- Difficult to find.
- Spectacular or unique.
- In high demand with low availability.
In the case of Philodendron Glorious, rare most likely refers to its uniqueness and may refer to the fact that it has recently gained popularity and is highly sought after.
A mature philodendron, glorious grown in ideal growing conditions, can reach a height of 6 to 9 feet when given proper support.
Glorious leaves grow to 20 inches long and 8 inches wide in ideal growing conditions.
Many grow philodendron Glorious inside as a houseplant as it adjusts well to average household conditions. However, it needs a humidity level between 60 and 85 percent to thrive.
A humidifier or pebble trays can be used, especially during the winter, to raise the humidity levels in the home. Likewise, you can grow your philodendron in the bathroom if room and light allow.
Philodendron Glorious can be grown outside in a shady location in the summertime but will not tolerate frost. Bring your plant inside in late summer or early fall when nighttime temperatures drop to 50 degrees.
Though both Philodendron Glorious and Splendid are beautiful plants, they have some key differences. Philodendron Glorious is more compact, with a shorter stem and smaller leaves. It also has a more upright growth habit, while Splendid tends to sprawl more. Finally, Philodendron Glorious’s leaves are more glossy and have a deeper green color.
Though both plants are philodendrons, they couldn’t be more different! Philodendron Glorious is an upright plant with glossy green leaves, while Melanochrysum is a trailing plant with dark burgundy leaves. Philodendron Glorious is also much more compact than Melanochrysum.
If you are wondering if Philodendron Gloriosum and Philodendron Glorious are the same plants, you are not alone. These two are often confused due to their similar name, but they are not the same.
Philodendron Glorious is a hybrid between Philodendron melanochrysum and Philodendron gloriosum. That means that Philodendron Glorious is the offspring of Philodendron Gloriosum.
Philodendron Glorious is neither a climber nor a crawler – it’s an upright plant.
Yes, Philodendron Glorious is a fast-growing plant!
One way to tell if a philodendron is glorious is by its growth habit – it should be upright and compact, with glossy green leaves.
No, Philodendron Glorious is not vining – it’s an upright plant.
An online search reveals Philodendron Glorious available on rare plant sites, eBay, and Etsy.
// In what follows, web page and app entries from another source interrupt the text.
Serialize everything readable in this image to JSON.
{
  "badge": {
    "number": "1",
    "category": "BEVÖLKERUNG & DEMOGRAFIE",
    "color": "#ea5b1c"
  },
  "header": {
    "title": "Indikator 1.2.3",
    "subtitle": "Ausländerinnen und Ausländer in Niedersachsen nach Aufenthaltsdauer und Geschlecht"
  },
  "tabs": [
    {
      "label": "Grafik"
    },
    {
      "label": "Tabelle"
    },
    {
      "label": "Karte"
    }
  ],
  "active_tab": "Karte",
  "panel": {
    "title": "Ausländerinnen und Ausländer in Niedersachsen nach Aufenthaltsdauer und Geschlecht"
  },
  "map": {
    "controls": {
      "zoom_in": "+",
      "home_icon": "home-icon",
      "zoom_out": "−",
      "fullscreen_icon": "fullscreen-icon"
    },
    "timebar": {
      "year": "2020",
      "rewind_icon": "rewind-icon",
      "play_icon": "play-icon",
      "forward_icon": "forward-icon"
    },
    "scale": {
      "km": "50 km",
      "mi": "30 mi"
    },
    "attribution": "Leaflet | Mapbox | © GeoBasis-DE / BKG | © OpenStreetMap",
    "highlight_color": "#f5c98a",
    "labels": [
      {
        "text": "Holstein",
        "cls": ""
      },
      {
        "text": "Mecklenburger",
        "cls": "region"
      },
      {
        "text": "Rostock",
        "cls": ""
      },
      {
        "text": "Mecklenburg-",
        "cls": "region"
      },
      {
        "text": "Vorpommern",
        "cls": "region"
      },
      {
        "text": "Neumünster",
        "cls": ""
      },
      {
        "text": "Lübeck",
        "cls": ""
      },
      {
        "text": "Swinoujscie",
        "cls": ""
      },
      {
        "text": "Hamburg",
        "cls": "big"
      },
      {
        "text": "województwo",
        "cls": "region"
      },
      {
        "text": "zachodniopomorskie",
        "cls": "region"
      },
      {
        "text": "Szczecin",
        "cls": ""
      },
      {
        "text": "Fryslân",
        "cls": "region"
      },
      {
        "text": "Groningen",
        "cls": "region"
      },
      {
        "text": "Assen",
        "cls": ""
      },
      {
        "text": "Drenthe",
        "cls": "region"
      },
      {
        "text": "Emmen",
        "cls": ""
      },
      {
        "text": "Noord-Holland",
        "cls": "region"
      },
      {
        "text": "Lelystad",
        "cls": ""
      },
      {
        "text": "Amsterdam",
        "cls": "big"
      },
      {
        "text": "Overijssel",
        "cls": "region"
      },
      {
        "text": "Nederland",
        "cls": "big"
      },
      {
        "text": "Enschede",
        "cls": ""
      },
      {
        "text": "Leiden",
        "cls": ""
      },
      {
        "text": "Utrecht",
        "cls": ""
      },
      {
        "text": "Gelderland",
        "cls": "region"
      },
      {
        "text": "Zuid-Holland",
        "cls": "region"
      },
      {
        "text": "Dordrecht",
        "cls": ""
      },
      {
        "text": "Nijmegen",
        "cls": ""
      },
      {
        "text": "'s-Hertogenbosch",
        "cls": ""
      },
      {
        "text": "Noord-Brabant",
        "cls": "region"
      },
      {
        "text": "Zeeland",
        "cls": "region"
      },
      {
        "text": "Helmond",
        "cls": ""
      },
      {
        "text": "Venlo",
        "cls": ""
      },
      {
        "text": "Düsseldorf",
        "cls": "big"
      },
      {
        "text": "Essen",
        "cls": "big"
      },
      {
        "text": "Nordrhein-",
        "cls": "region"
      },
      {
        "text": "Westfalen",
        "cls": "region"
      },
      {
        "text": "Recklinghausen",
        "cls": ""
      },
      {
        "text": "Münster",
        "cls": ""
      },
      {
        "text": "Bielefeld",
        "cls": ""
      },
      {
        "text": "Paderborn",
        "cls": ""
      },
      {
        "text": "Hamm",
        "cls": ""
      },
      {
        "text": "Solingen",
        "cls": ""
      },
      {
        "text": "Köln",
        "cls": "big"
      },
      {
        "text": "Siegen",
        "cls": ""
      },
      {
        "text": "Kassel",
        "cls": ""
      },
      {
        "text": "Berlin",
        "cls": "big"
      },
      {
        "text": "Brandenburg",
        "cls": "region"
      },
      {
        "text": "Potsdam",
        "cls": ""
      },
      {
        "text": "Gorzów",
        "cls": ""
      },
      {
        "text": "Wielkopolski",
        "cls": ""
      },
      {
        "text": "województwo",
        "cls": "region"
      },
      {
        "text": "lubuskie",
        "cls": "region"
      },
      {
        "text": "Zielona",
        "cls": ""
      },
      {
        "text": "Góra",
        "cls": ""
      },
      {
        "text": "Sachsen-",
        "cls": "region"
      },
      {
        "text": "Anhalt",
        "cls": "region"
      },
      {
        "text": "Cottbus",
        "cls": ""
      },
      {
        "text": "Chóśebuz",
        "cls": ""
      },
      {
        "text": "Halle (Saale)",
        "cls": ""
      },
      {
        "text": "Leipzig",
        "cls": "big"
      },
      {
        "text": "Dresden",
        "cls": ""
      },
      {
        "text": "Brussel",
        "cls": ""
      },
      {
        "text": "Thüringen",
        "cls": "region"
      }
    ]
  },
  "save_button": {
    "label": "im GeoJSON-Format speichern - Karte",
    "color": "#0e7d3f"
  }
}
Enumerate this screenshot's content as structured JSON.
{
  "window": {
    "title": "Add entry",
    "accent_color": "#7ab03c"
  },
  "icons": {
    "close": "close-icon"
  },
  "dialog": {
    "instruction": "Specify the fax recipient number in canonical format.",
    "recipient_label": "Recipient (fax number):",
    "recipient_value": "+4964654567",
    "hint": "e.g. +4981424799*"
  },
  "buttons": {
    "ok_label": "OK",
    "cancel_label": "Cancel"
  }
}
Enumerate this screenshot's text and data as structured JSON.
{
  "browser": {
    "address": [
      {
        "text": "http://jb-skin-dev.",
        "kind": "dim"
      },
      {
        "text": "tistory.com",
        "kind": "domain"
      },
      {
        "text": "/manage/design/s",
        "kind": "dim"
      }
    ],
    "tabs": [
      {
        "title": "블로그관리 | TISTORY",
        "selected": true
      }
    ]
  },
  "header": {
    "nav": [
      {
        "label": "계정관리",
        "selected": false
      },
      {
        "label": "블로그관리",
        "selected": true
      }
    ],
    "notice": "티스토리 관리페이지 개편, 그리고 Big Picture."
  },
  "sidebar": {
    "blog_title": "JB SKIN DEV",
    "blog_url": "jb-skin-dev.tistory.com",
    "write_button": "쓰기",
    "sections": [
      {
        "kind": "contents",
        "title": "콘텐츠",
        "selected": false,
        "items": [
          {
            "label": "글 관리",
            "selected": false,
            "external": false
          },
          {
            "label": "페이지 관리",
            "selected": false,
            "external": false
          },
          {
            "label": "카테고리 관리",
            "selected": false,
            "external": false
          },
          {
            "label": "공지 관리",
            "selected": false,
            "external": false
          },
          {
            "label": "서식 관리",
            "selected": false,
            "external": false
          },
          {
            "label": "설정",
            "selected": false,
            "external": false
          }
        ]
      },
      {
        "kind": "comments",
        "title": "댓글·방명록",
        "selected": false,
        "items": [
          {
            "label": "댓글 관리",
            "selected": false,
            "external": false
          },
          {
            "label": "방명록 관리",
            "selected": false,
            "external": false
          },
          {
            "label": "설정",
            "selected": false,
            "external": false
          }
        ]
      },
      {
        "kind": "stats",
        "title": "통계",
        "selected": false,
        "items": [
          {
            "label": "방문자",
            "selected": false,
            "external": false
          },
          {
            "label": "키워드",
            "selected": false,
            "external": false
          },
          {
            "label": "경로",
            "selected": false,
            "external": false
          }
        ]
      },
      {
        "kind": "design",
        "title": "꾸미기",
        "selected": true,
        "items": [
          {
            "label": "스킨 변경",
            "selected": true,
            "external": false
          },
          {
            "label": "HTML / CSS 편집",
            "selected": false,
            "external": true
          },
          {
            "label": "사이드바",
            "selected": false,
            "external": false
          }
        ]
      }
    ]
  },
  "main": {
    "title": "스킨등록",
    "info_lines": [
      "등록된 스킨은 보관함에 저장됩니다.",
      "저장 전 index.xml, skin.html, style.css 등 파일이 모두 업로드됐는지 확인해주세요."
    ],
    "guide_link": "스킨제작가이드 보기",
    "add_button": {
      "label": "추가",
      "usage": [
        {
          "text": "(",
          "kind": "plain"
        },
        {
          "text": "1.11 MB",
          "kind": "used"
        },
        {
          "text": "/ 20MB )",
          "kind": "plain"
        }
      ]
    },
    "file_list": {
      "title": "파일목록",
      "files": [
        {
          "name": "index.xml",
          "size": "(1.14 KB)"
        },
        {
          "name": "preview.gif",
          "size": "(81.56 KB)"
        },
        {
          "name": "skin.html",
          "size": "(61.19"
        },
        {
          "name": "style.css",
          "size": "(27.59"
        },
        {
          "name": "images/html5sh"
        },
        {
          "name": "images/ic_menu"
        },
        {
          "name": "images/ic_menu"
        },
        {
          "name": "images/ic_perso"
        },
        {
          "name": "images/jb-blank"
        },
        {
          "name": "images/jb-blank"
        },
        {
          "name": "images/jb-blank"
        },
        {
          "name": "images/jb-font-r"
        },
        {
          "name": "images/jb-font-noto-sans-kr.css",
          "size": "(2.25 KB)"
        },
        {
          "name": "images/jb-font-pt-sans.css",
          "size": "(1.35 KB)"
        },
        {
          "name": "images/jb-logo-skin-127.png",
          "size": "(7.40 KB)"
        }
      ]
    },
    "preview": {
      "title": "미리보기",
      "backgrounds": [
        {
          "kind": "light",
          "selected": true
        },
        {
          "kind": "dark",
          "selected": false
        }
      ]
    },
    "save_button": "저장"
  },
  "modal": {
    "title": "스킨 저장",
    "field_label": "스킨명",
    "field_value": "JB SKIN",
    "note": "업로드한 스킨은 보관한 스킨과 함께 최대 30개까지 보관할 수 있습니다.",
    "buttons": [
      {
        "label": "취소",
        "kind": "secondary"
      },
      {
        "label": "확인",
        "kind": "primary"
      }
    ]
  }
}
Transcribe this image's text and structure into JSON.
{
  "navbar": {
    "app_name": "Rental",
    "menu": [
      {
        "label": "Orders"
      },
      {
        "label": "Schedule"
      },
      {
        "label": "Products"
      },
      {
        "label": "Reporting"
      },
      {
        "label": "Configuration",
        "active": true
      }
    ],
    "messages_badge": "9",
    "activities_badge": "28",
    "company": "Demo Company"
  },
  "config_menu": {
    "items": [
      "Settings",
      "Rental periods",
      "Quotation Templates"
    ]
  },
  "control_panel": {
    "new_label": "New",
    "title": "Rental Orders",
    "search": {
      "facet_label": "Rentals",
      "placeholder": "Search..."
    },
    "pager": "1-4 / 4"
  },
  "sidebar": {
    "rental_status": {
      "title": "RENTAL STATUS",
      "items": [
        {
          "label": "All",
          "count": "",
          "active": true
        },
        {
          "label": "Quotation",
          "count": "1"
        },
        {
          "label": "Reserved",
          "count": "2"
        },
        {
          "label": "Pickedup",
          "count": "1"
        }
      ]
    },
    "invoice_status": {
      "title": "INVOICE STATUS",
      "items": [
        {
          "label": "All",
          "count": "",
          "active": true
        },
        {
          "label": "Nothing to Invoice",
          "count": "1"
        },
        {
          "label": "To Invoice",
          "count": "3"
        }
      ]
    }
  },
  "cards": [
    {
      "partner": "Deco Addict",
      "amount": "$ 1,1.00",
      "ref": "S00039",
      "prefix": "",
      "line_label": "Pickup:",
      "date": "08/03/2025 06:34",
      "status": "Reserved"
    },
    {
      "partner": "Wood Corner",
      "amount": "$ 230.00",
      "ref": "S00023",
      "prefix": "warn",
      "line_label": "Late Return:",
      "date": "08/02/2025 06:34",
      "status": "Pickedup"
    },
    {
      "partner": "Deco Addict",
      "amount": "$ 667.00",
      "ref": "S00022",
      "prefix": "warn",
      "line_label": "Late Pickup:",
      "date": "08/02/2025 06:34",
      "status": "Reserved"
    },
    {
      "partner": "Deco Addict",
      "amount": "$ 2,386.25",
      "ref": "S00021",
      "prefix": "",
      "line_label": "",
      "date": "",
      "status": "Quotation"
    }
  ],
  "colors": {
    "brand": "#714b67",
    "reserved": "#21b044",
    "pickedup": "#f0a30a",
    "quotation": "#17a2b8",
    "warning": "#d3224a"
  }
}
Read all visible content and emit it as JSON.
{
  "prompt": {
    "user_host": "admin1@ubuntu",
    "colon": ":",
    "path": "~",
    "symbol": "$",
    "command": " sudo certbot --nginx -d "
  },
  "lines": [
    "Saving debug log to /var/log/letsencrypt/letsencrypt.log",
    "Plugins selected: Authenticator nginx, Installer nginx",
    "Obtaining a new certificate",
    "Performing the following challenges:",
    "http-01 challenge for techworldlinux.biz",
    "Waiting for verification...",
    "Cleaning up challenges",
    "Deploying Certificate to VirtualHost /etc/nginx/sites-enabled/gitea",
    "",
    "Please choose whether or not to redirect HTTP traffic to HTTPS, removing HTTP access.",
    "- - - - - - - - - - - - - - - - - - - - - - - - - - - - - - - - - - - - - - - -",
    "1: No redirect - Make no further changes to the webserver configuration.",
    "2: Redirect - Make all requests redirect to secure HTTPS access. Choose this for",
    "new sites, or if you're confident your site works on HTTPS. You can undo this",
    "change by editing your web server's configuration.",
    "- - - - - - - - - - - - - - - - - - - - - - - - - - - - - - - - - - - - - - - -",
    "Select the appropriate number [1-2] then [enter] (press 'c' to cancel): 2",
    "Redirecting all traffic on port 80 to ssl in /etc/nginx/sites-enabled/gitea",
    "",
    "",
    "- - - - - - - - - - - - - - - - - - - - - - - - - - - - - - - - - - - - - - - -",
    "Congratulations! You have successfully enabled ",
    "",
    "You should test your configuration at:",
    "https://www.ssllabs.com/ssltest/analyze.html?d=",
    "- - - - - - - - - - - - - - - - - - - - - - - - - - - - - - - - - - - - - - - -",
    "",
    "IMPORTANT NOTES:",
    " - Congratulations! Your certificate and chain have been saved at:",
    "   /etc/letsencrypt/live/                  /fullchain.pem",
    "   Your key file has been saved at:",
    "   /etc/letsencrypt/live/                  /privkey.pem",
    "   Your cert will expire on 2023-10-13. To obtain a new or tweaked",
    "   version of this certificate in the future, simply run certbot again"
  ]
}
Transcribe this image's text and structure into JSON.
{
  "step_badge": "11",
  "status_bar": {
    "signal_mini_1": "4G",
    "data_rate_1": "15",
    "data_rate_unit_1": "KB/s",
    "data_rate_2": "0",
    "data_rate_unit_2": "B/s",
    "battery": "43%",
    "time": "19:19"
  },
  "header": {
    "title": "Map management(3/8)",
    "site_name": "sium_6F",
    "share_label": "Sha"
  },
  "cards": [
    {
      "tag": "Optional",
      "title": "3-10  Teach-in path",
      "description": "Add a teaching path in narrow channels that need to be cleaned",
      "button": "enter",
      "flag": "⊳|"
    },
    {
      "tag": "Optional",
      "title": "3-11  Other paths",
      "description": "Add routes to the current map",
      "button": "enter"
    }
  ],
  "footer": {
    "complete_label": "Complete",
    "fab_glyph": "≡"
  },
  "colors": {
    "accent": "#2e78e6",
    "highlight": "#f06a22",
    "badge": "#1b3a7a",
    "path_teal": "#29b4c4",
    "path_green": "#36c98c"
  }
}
You may also find Philodendron Glorious at reputable florists and plant centers but aren’t likely to find one in the plant section of grocery or retail outlets.
Expect to pay between 40 and 100 dollars for a Philodendron Glorious.
Additional Sources & Resources
1. https://www.researchgate.net/publication/321188973_A_Taxonomic_ Revision_of_the_Philodendron_Gloriosum_Species_Complex
9. Philodendron species – Wikipedia, the free encyclopedia (n.d.). Retrieved March 15, 2021, from https://en.wikipedia.org/wiki /Philodendron_species
10. Kew World Checklist of Selected Plant Families (n.d.). Retrieved March 15, 2021, from https://wcsp.science.kew.org/namedetail.do?name_id=471897
11. Smith LI., & Clemants SE. (2006). Philodendron of the World. Timber Press, Inc..
12. Croat TB. (1978). A revision of Philodendron subgenus Meconostigma (Araceae). Annals of the Missouri Botanical Garden 65(3): 476-540.
13. Mayo SJ, Bogner J, Boyce PC, Bunting AHJ, Buttiker W, Croat TB, … & Taylor CW Jr (1991). An infrageneric classification of Philodendron (Araceae). Botanical Journal of the Linnean Society 106(4): 321-369.
14. Boyce PC. (2007). A revision of Philodendron section Philodendron (Araceae: Panicoideae: Anthurieae) for Costa Rica and Panama. Annals of the Missouri Botanical Garden 94(1): 153-206.
15. Mayo, S.J., Bogner, J., Boyce, P.C., Bunting, A.H., Buttiker, W., Croat, T.B., … & Taylor, C.W Jr (1991). An infrageneric classification of Philodendron (Araceae).